First Grade Read Aloud Banquet



Songs for June

Tom, the Piper's Son



The Fly and the Humble Bee



Oranges and Lemons



Three Blind Mice




The City Mouse and the Garden Mouse

The city mouse lives in a house—

The garden mouse lives in a bower,

He's friendly with the frogs and toads,

And sees the pretty plants in flower.


The city mouse eats bread and cheese—

The garden mouse eats what he can;

We will not grudge him seeds and stalks,

Poor little timid furry man.


  Monday Tuesday Wednesday Thursday Friday Saturday Sunday
Week 20 The Black Prince from The Story of Doctor Dolittle by Hugh Lofting Marion's Tower from Stories of Great Americans for Little Americans by Edward Eggleston The Crayfish Mother from Among the Pond People by Clara Dillingham Pierson
Two Little Crayfishes Quarrel from Among the Pond People by Clara Dillingham Pierson
The Ragged Pedlar from Fairy Tales Too Good To Miss—Around the Fire by Lisa M. Ripperton The Fall of Tyre from On the Shores of the Great Sea by M. B. Synge The Prize from The Filipino Twins by Lucy Fitch Perkins The Beautiful Baby Who Was Found in a River from Hurlbut's Story of the Bible by Jesse Lyman Hurlbut
The Light-Hearted Fairy, Anonymous
Jonathan Jo by A. A. Milne
Grasshopper Green, Anonymous
Marching Song by Robert Louis Stevenson The City Child by Alfred Lord Tennyson Rock-a-Bye, Baby, Mother Goose A Frisky Lamb by Christina Georgina Rossetti
First row Previous row         
The Aesop for Children  by Milo Winter

The Ants and the Grasshopper

One bright day in late autumn a family of Ants were bustling about in the warm sunshine, drying out the grain they had stored up during the summer, when a starving Grasshopper, his fiddle under his arm, came up and humbly begged for a bite to eat.

"What!" cried the Ants in surprise, "haven't you stored anything away for the winter? What in the world were you doing all last summer?"

"I didn't have time to store up any food," whined the Grasshopper; "I was so busy making music that before I knew it the summer was gone."


[Illustration]

The Ants shrugged their shoulders in disgust.

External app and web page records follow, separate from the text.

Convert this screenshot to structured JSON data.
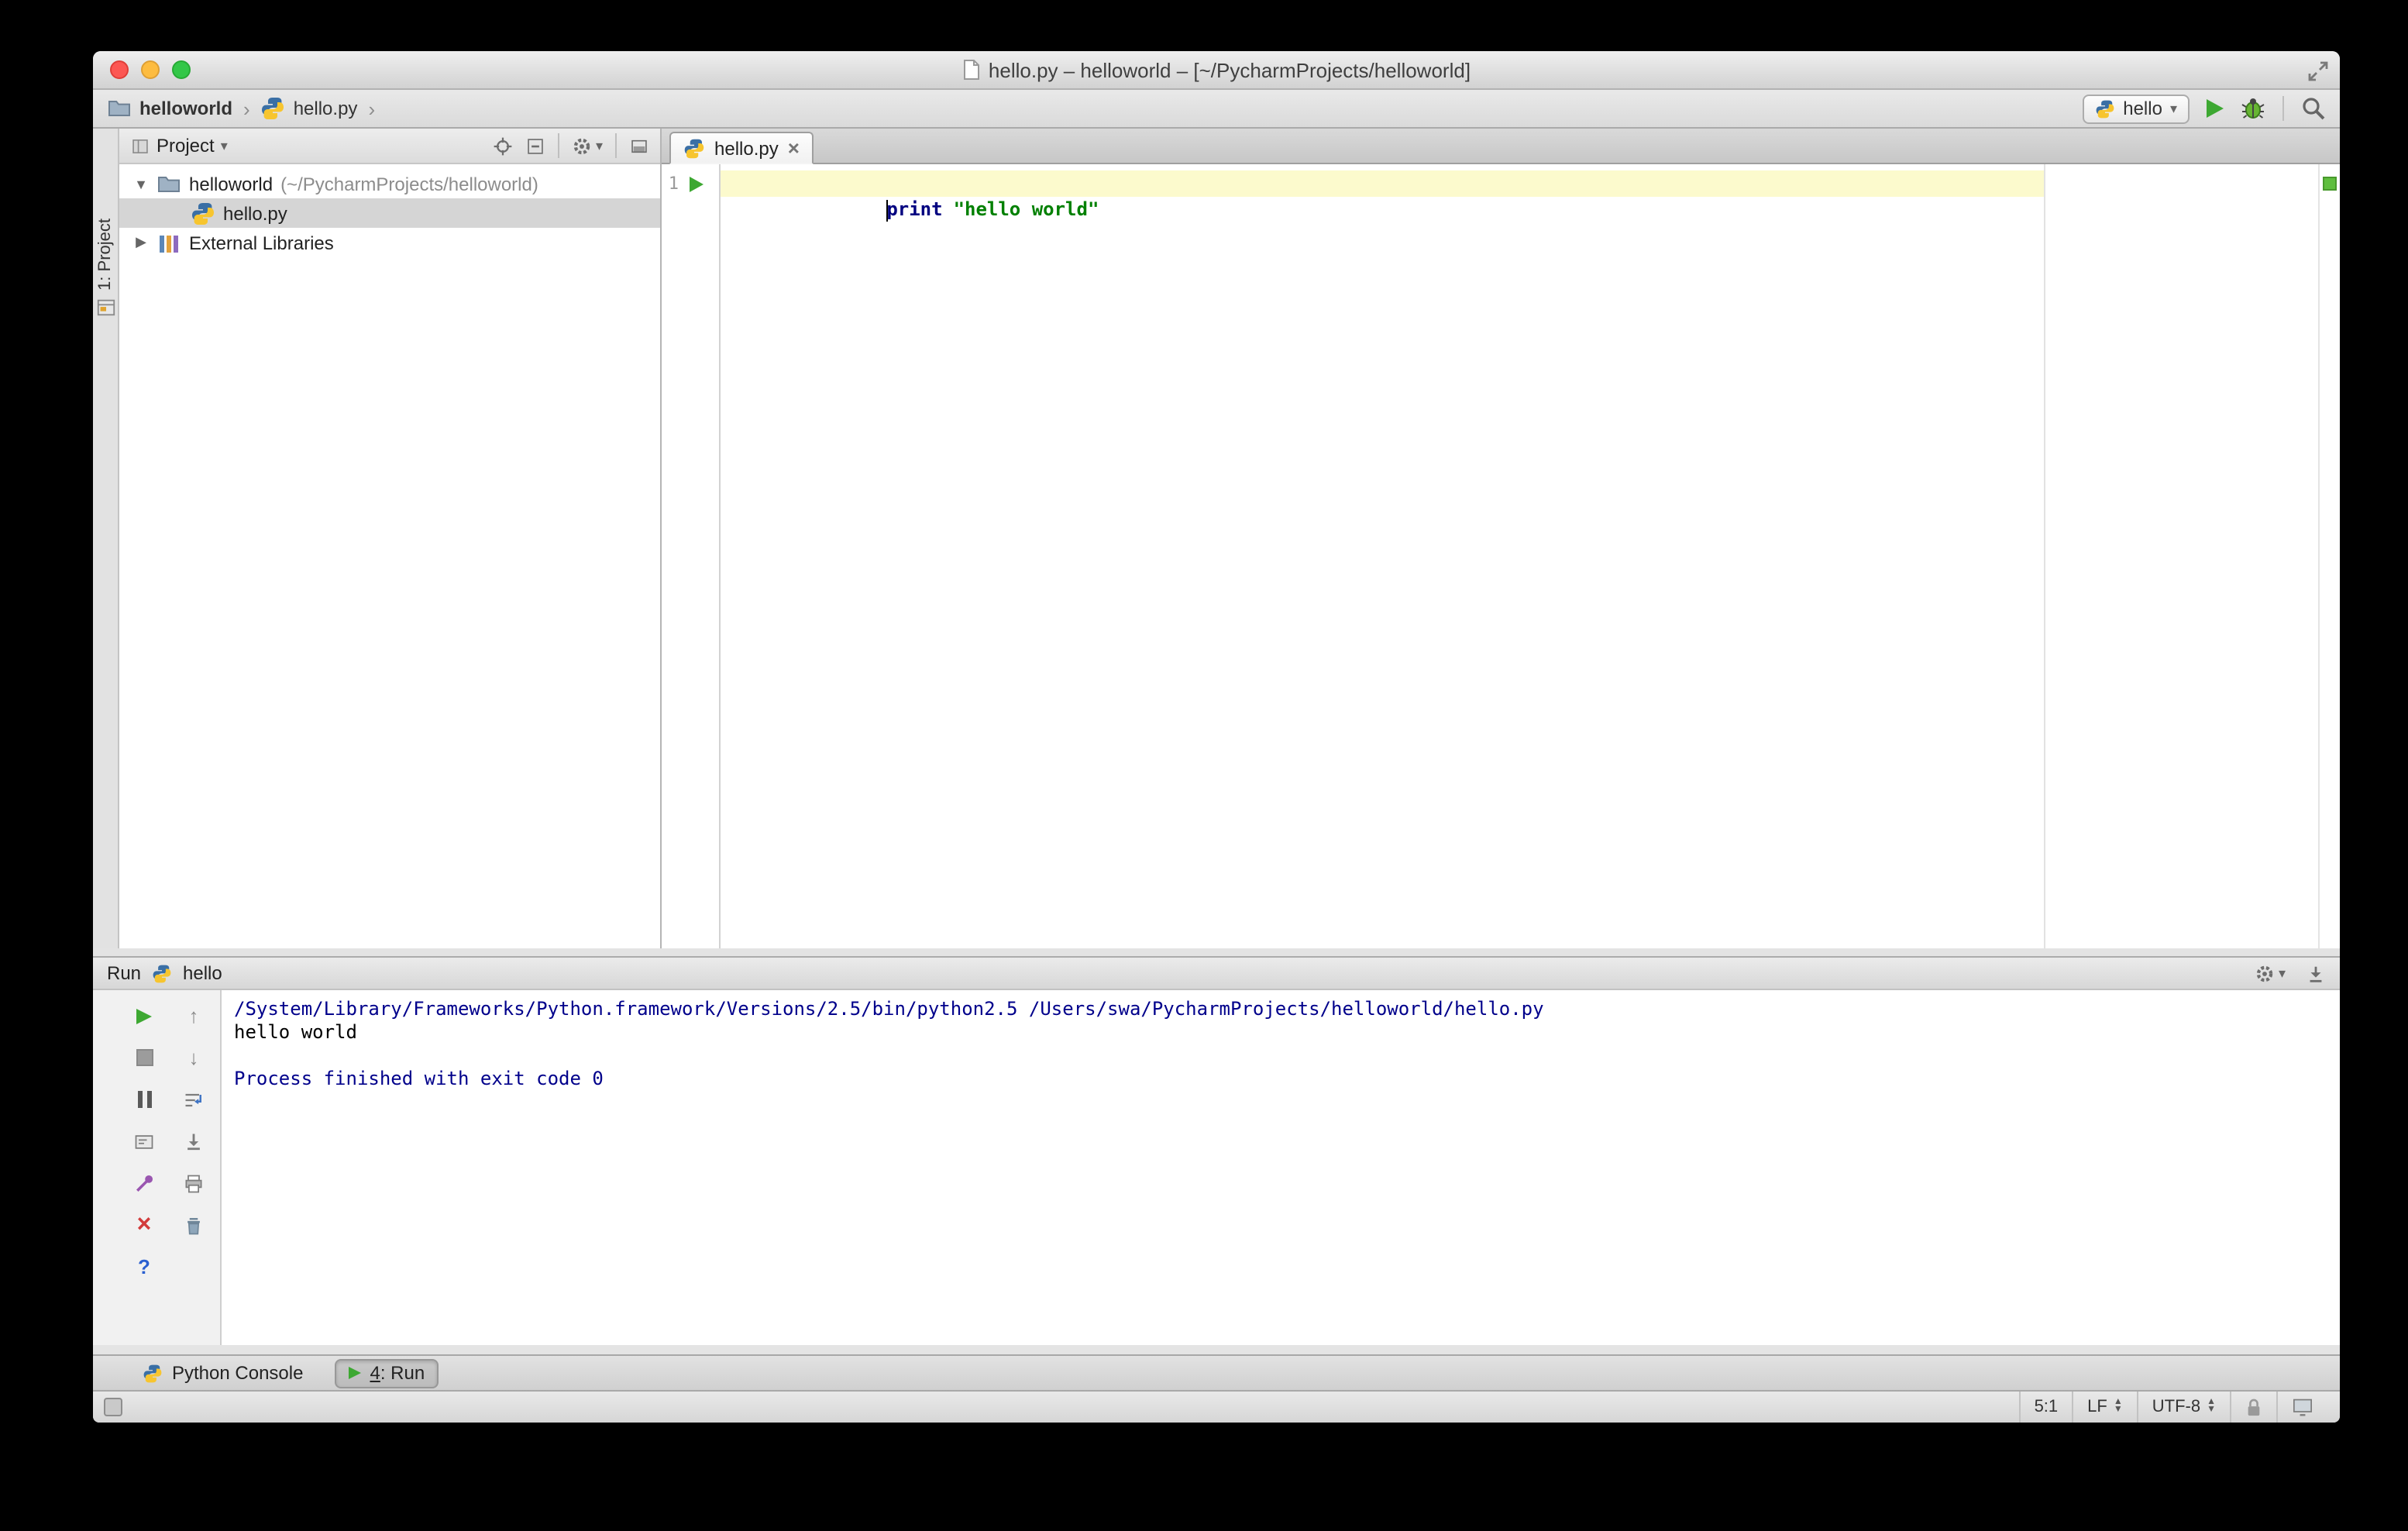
{
  "colors": {
    "keyword": "#000080",
    "string": "#008000",
    "console-info": "#00008b",
    "console-text": "#000000",
    "current-line": "#fcfacd",
    "selection": "#d5d5d5",
    "run-green": "#3da832",
    "ok-green": "#5fbe3e"
  },
  "window": {
    "title": "hello.py – helloworld – [~/PycharmProjects/helloworld]"
  },
  "navbar": {
    "crumb1": "helloworld",
    "crumb2": "hello.py",
    "run_config": "hello"
  },
  "stripe": {
    "project": "1: Project"
  },
  "project": {
    "header": "Project",
    "root_name": "helloworld",
    "root_path": "(~/PycharmProjects/helloworld)",
    "file": "hello.py",
    "external": "External Libraries"
  },
  "editor": {
    "tab": "hello.py",
    "line1_number": "1",
    "keyword": "print",
    "string_literal": "\"hello world\""
  },
  "run": {
    "title": "Run",
    "config": "hello",
    "line_cmd": "/System/Library/Frameworks/Python.framework/Versions/2.5/bin/python2.5 /Users/swa/PycharmProjects/helloworld/hello.py",
    "line_out": "hello world",
    "line_blank": "",
    "line_exit": "Process finished with exit code 0"
  },
  "bottom": {
    "python_console": "Python Console",
    "run_tab_number": "4",
    "run_tab_rest": ": Run"
  },
  "status": {
    "caret": "5:1",
    "line_sep": "LF",
    "encoding": "UTF-8"
  },
  "icons": {
    "chevron": "›",
    "dropdown": "▾",
    "tree_open": "▼",
    "tree_closed": "▶",
    "close_tab": "×",
    "close_panel": "×",
    "help": "?",
    "up_arrow": "↑",
    "down_arrow": "↓",
    "tri_up": "▲",
    "tri_down": "▼"
  }
}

"Making music, were you?" they cried. "Very well; now dance!" And they turned their backs on the Grasshopper and went on with their work.

There's a time for work and a time for play.